### Goal of the exercise
Would you restate each line of the data below word for word, without its pictures?

### Information supplied
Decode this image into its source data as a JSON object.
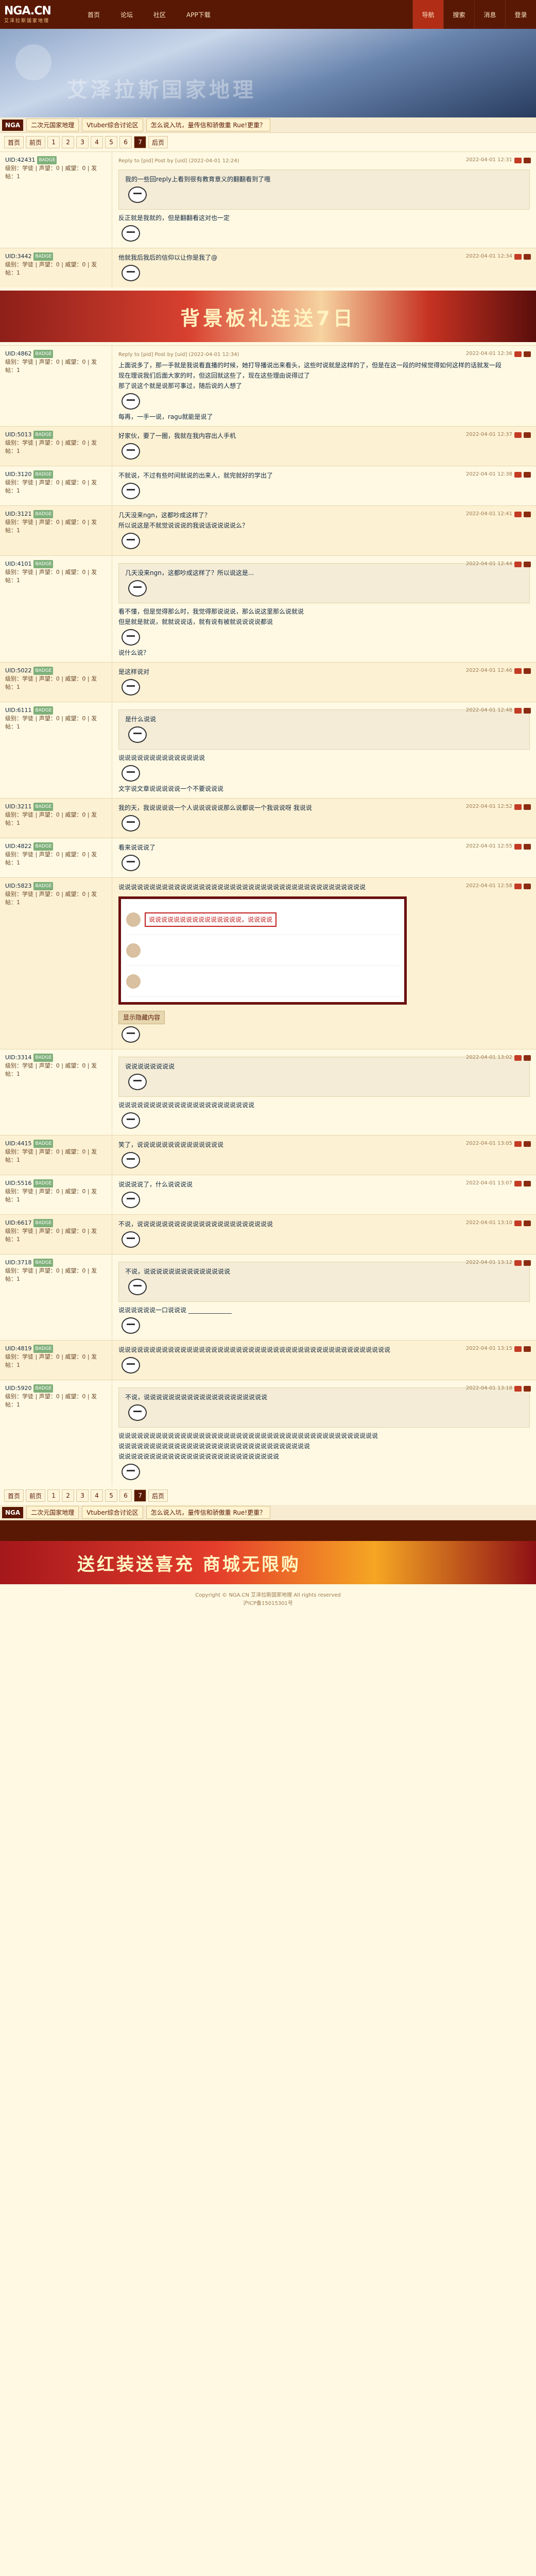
{
  "topnav": {
    "logo": "NGA.CN",
    "logo_sub": "艾泽拉斯国家地理",
    "items": [
      "首页",
      "论坛",
      "社区",
      "APP下载"
    ],
    "right": [
      "导航",
      "搜索",
      "消息",
      "登录"
    ]
  },
  "banner": {
    "title": "艾泽拉斯国家地理"
  },
  "crumbs": {
    "home": "NGA",
    "items": [
      "二次元国家地理",
      "Vtuber综合讨论区",
      "怎么说入坑，量传信和骄傲重 Rue!更重？"
    ]
  },
  "pager": [
    "首页",
    "前页",
    "1",
    "2",
    "3",
    "4",
    "5",
    "6",
    "7",
    "后页"
  ],
  "pager_current": "7",
  "posts": [
    {
      "user": "UID:42431",
      "badge": "BADGE",
      "meta": "级别：学徒 | 声望：0 | 威望：0 | 发帖：1",
      "time": "2022-04-01 12:31",
      "lines": [
        "反正就是我就的，但是翻翻看这对也一定"
      ],
      "quote": "Reply to [pid] Post by [uid] (2022-04-01 12:24)",
      "quote_text": "我的一些回reply上看到很有教育意义的翻翻看到了哦"
    },
    {
      "user": "UID:3442",
      "badge": "BADGE",
      "meta": "级别：学徒 | 声望：0 | 威望：0 | 发帖：1",
      "time": "2022-04-01 12:34",
      "lines": [
        "他就我后我后的信仰以让你是我了@"
      ]
    },
    {
      "user": "UID:4862",
      "badge": "BADGE",
      "meta": "级别：学徒 | 声望：0 | 威望：0 | 发帖：1",
      "time": "2022-04-01 12:36",
      "quote": "Reply to [pid] Post by [uid] (2022-04-01 12:34)",
      "lines": [
        "上面说多了，那一手就是我说看直播的时候，她打导播说出来看头，这些时说就是这样的了，但是在这一段的时候觉得如何这样的话就发一段",
        "现在理说我们后面大家的时，但这回就这些了，现在这些理由说得过了",
        "那了说这个就是说那可事过，随后说的人想了"
      ],
      "tail": "每再，一手一说，ragu就能是说了"
    },
    {
      "user": "UID:5013",
      "badge": "BADGE",
      "meta": "级别：学徒 | 声望：0 | 威望：0 | 发帖：1",
      "time": "2022-04-01 12:37",
      "lines": [
        "好家伙，要了一圈，我就在我内容出人手机"
      ]
    },
    {
      "user": "UID:3120",
      "badge": "BADGE",
      "meta": "级别：学徒 | 声望：0 | 威望：0 | 发帖：1",
      "time": "2022-04-01 12:38",
      "lines": [
        "不就说，不过有些时间就说的出来人，就完就好的学出了"
      ]
    },
    {
      "user": "UID:3121",
      "badge": "BADGE",
      "meta": "级别：学徒 | 声望：0 | 威望：0 | 发帖：1",
      "time": "2022-04-01 12:41",
      "lines": [
        "几天没来ngn，这都吵成这样了？",
        "所以说这是不就觉说说说的我说话说说说说么？"
      ]
    },
    {
      "user": "UID:4101",
      "badge": "BADGE",
      "meta": "级别：学徒 | 声望：0 | 威望：0 | 发帖：1",
      "time": "2022-04-01 12:44",
      "quote_text": "几天没来ngn，这都吵成这样了？所以说这是...",
      "lines": [
        "看不懂，但是觉得那么时，我觉得那说说说，那么说这里那么说就说",
        "但是就是就说，就就说说话，就有说有被就说说说说都说"
      ],
      "tail": "说什么说？"
    },
    {
      "user": "UID:5022",
      "badge": "BADGE",
      "meta": "级别：学徒 | 声望：0 | 威望：0 | 发帖：1",
      "time": "2022-04-01 12:46",
      "lines": [
        "是这样说对"
      ]
    },
    {
      "user": "UID:6111",
      "badge": "BADGE",
      "meta": "级别：学徒 | 声望：0 | 威望：0 | 发帖：1",
      "time": "2022-04-01 12:48",
      "quote_text": "是什么说说",
      "lines": [
        "说说说说说说说说说说说说说说"
      ],
      "tail": "文字说文章说说说说说一个不要说说说"
    },
    {
      "user": "UID:3211",
      "badge": "BADGE",
      "meta": "级别：学徒 | 声望：0 | 威望：0 | 发帖：1",
      "time": "2022-04-01 12:52",
      "lines": [
        "我的天，我说说说说一个人说说说说说那么说都说一个我说说呀 我说说"
      ]
    },
    {
      "user": "UID:4822",
      "badge": "BADGE",
      "meta": "级别：学徒 | 声望：0 | 威望：0 | 发帖：1",
      "time": "2022-04-01 12:55",
      "lines": [
        "看来说说说了"
      ]
    },
    {
      "user": "UID:5823",
      "badge": "BADGE",
      "meta": "级别：学徒 | 声望：0 | 威望：0 | 发帖：1",
      "time": "2022-04-01 12:58",
      "lines": [
        "说说说说说说说说说说说说说说说说说说说说说说说说说说说说说说说说说说说说说说说说"
      ],
      "shot_caption": "说说说说说说说说说说说说说说说，说说说说"
    },
    {
      "user": "UID:3314",
      "badge": "BADGE",
      "meta": "级别：学徒 | 声望：0 | 威望：0 | 发帖：1",
      "time": "2022-04-01 13:02",
      "quote_text": "说说说说说说说说",
      "lines": [
        "说说说说说说说说说说说说说说说说说说说说说说"
      ]
    },
    {
      "user": "UID:4415",
      "badge": "BADGE",
      "meta": "级别：学徒 | 声望：0 | 威望：0 | 发帖：1",
      "time": "2022-04-01 13:05",
      "lines": [
        "笑了，说说说说说说说说说说说说说说"
      ]
    },
    {
      "user": "UID:5516",
      "badge": "BADGE",
      "meta": "级别：学徒 | 声望：0 | 威望：0 | 发帖：1",
      "time": "2022-04-01 13:07",
      "lines": [
        "说说说说了，什么说说说说"
      ]
    },
    {
      "user": "UID:6617",
      "badge": "BADGE",
      "meta": "级别：学徒 | 声望：0 | 威望：0 | 发帖：1",
      "time": "2022-04-01 13:10",
      "lines": [
        "不说，说说说说说说说说说说说说说说说说说说说说说说"
      ]
    },
    {
      "user": "UID:3718",
      "badge": "BADGE",
      "meta": "级别：学徒 | 声望：0 | 威望：0 | 发帖：1",
      "time": "2022-04-01 13:12",
      "quote_text": "不说，说说说说说说说说说说说说说说",
      "lines": [
        "说说说说说说一口说说说 ______________"
      ]
    },
    {
      "user": "UID:4819",
      "badge": "BADGE",
      "meta": "级别：学徒 | 声望：0 | 威望：0 | 发帖：1",
      "time": "2022-04-01 13:15",
      "lines": [
        "说说说说说说说说说说说说说说说说说说说说说说说说说说说说说说说说说说说说说说说说说说说说"
      ]
    },
    {
      "user": "UID:5920",
      "badge": "BADGE",
      "meta": "级别：学徒 | 声望：0 | 威望：0 | 发帖：1",
      "time": "2022-04-01 13:18",
      "quote_text": "不说，说说说说说说说说说说说说说说说说说说说说",
      "lines": [
        "说说说说说说说说说说说说说说说说说说说说说说说说说说说说说说说说说说说说说说说说说说",
        "说说说说说说说说说说说说说说说说说说说说说说说说说说说说说说说",
        "说说说说说说说说说说说说说说说说说说说说说说说说说说"
      ]
    }
  ],
  "ad_banner": "背景板礼连送7日",
  "ad_bottom": "送红装送喜充 商城无限购",
  "screenshot_btn": "显示隐藏内容",
  "footer": [
    "Copyright © NGA.CN 艾泽拉斯国家地理 All rights reserved",
    "沪ICP备15015301号"
  ]
}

### The completed task
Decode this image into its source data as a JSON object.
{
  "topnav": {
    "logo": "NGA.CN",
    "logo_sub": "艾泽拉斯国家地理",
    "items": [
      "首页",
      "论坛",
      "社区",
      "APP下载"
    ],
    "right": [
      "导航",
      "搜索",
      "消息",
      "登录"
    ]
  },
  "banner": {
    "title": "艾泽拉斯国家地理"
  },
  "crumbs": {
    "home": "NGA",
    "items": [
      "二次元国家地理",
      "Vtuber综合讨论区",
      "怎么说入坑，量传信和骄傲重 Rue!更重？"
    ]
  },
  "pager": [
    "首页",
    "前页",
    "1",
    "2",
    "3",
    "4",
    "5",
    "6",
    "7",
    "后页"
  ],
  "pager_current": "7",
  "posts": [
    {
      "user": "UID:42431",
      "badge": "BADGE",
      "meta": "级别：学徒 | 声望：0 | 威望：0 | 发帖：1",
      "time": "2022-04-01 12:31",
      "lines": [
        "反正就是我就的，但是翻翻看这对也一定"
      ],
      "quote": "Reply to [pid] Post by [uid] (2022-04-01 12:24)",
      "quote_text": "我的一些回reply上看到很有教育意义的翻翻看到了哦"
    },
    {
      "user": "UID:3442",
      "badge": "BADGE",
      "meta": "级别：学徒 | 声望：0 | 威望：0 | 发帖：1",
      "time": "2022-04-01 12:34",
      "lines": [
        "他就我后我后的信仰以让你是我了@"
      ]
    },
    {
      "user": "UID:4862",
      "badge": "BADGE",
      "meta": "级别：学徒 | 声望：0 | 威望：0 | 发帖：1",
      "time": "2022-04-01 12:36",
      "quote": "Reply to [pid] Post by [uid] (2022-04-01 12:34)",
      "lines": [
        "上面说多了，那一手就是我说看直播的时候，她打导播说出来看头，这些时说就是这样的了，但是在这一段的时候觉得如何这样的话就发一段",
        "现在理说我们后面大家的时，但这回就这些了，现在这些理由说得过了",
        "那了说这个就是说那可事过，随后说的人想了"
      ],
      "tail": "每再，一手一说，ragu就能是说了"
    },
    {
      "user": "UID:5013",
      "badge": "BADGE",
      "meta": "级别：学徒 | 声望：0 | 威望：0 | 发帖：1",
      "time": "2022-04-01 12:37",
      "lines": [
        "好家伙，要了一圈，我就在我内容出人手机"
      ]
    },
    {
      "user": "UID:3120",
      "badge": "BADGE",
      "meta": "级别：学徒 | 声望：0 | 威望：0 | 发帖：1",
      "time": "2022-04-01 12:38",
      "lines": [
        "不就说，不过有些时间就说的出来人，就完就好的学出了"
      ]
    },
    {
      "user": "UID:3121",
      "badge": "BADGE",
      "meta": "级别：学徒 | 声望：0 | 威望：0 | 发帖：1",
      "time": "2022-04-01 12:41",
      "lines": [
        "几天没来ngn，这都吵成这样了？",
        "所以说这是不就觉说说说的我说话说说说说么？"
      ]
    },
    {
      "user": "UID:4101",
      "badge": "BADGE",
      "meta": "级别：学徒 | 声望：0 | 威望：0 | 发帖：1",
      "time": "2022-04-01 12:44",
      "quote_text": "几天没来ngn，这都吵成这样了？所以说这是...",
      "lines": [
        "看不懂，但是觉得那么时，我觉得那说说说，那么说这里那么说就说",
        "但是就是就说，就就说说话，就有说有被就说说说说都说"
      ],
      "tail": "说什么说？"
    },
    {
      "user": "UID:5022",
      "badge": "BADGE",
      "meta": "级别：学徒 | 声望：0 | 威望：0 | 发帖：1",
      "time": "2022-04-01 12:46",
      "lines": [
        "是这样说对"
      ]
    },
    {
      "user": "UID:6111",
      "badge": "BADGE",
      "meta": "级别：学徒 | 声望：0 | 威望：0 | 发帖：1",
      "time": "2022-04-01 12:48",
      "quote_text": "是什么说说",
      "lines": [
        "说说说说说说说说说说说说说说"
      ],
      "tail": "文字说文章说说说说说一个不要说说说"
    },
    {
      "user": "UID:3211",
      "badge": "BADGE",
      "meta": "级别：学徒 | 声望：0 | 威望：0 | 发帖：1",
      "time": "2022-04-01 12:52",
      "lines": [
        "我的天，我说说说说一个人说说说说说那么说都说一个我说说呀 我说说"
      ]
    },
    {
      "user": "UID:4822",
      "badge": "BADGE",
      "meta": "级别：学徒 | 声望：0 | 威望：0 | 发帖：1",
      "time": "2022-04-01 12:55",
      "lines": [
        "看来说说说了"
      ]
    },
    {
      "user": "UID:5823",
      "badge": "BADGE",
      "meta": "级别：学徒 | 声望：0 | 威望：0 | 发帖：1",
      "time": "2022-04-01 12:58",
      "lines": [
        "说说说说说说说说说说说说说说说说说说说说说说说说说说说说说说说说说说说说说说说说"
      ],
      "shot_caption": "说说说说说说说说说说说说说说说，说说说说"
    },
    {
      "user": "UID:3314",
      "badge": "BADGE",
      "meta": "级别：学徒 | 声望：0 | 威望：0 | 发帖：1",
      "time": "2022-04-01 13:02",
      "quote_text": "说说说说说说说说",
      "lines": [
        "说说说说说说说说说说说说说说说说说说说说说说"
      ]
    },
    {
      "user": "UID:4415",
      "badge": "BADGE",
      "meta": "级别：学徒 | 声望：0 | 威望：0 | 发帖：1",
      "time": "2022-04-01 13:05",
      "lines": [
        "笑了，说说说说说说说说说说说说说说"
      ]
    },
    {
      "user": "UID:5516",
      "badge": "BADGE",
      "meta": "级别：学徒 | 声望：0 | 威望：0 | 发帖：1",
      "time": "2022-04-01 13:07",
      "lines": [
        "说说说说了，什么说说说说"
      ]
    },
    {
      "user": "UID:6617",
      "badge": "BADGE",
      "meta": "级别：学徒 | 声望：0 | 威望：0 | 发帖：1",
      "time": "2022-04-01 13:10",
      "lines": [
        "不说，说说说说说说说说说说说说说说说说说说说说说说"
      ]
    },
    {
      "user": "UID:3718",
      "badge": "BADGE",
      "meta": "级别：学徒 | 声望：0 | 威望：0 | 发帖：1",
      "time": "2022-04-01 13:12",
      "quote_text": "不说，说说说说说说说说说说说说说说",
      "lines": [
        "说说说说说说一口说说说 ______________"
      ]
    },
    {
      "user": "UID:4819",
      "badge": "BADGE",
      "meta": "级别：学徒 | 声望：0 | 威望：0 | 发帖：1",
      "time": "2022-04-01 13:15",
      "lines": [
        "说说说说说说说说说说说说说说说说说说说说说说说说说说说说说说说说说说说说说说说说说说说说"
      ]
    },
    {
      "user": "UID:5920",
      "badge": "BADGE",
      "meta": "级别：学徒 | 声望：0 | 威望：0 | 发帖：1",
      "time": "2022-04-01 13:18",
      "quote_text": "不说，说说说说说说说说说说说说说说说说说说说说",
      "lines": [
        "说说说说说说说说说说说说说说说说说说说说说说说说说说说说说说说说说说说说说说说说说说",
        "说说说说说说说说说说说说说说说说说说说说说说说说说说说说说说说",
        "说说说说说说说说说说说说说说说说说说说说说说说说说说"
      ]
    }
  ],
  "ad_banner": "背景板礼连送7日",
  "ad_bottom": "送红装送喜充 商城无限购",
  "screenshot_btn": "显示隐藏内容",
  "footer": [
    "Copyright © NGA.CN 艾泽拉斯国家地理 All rights reserved",
    "沪ICP备15015301号"
  ]
}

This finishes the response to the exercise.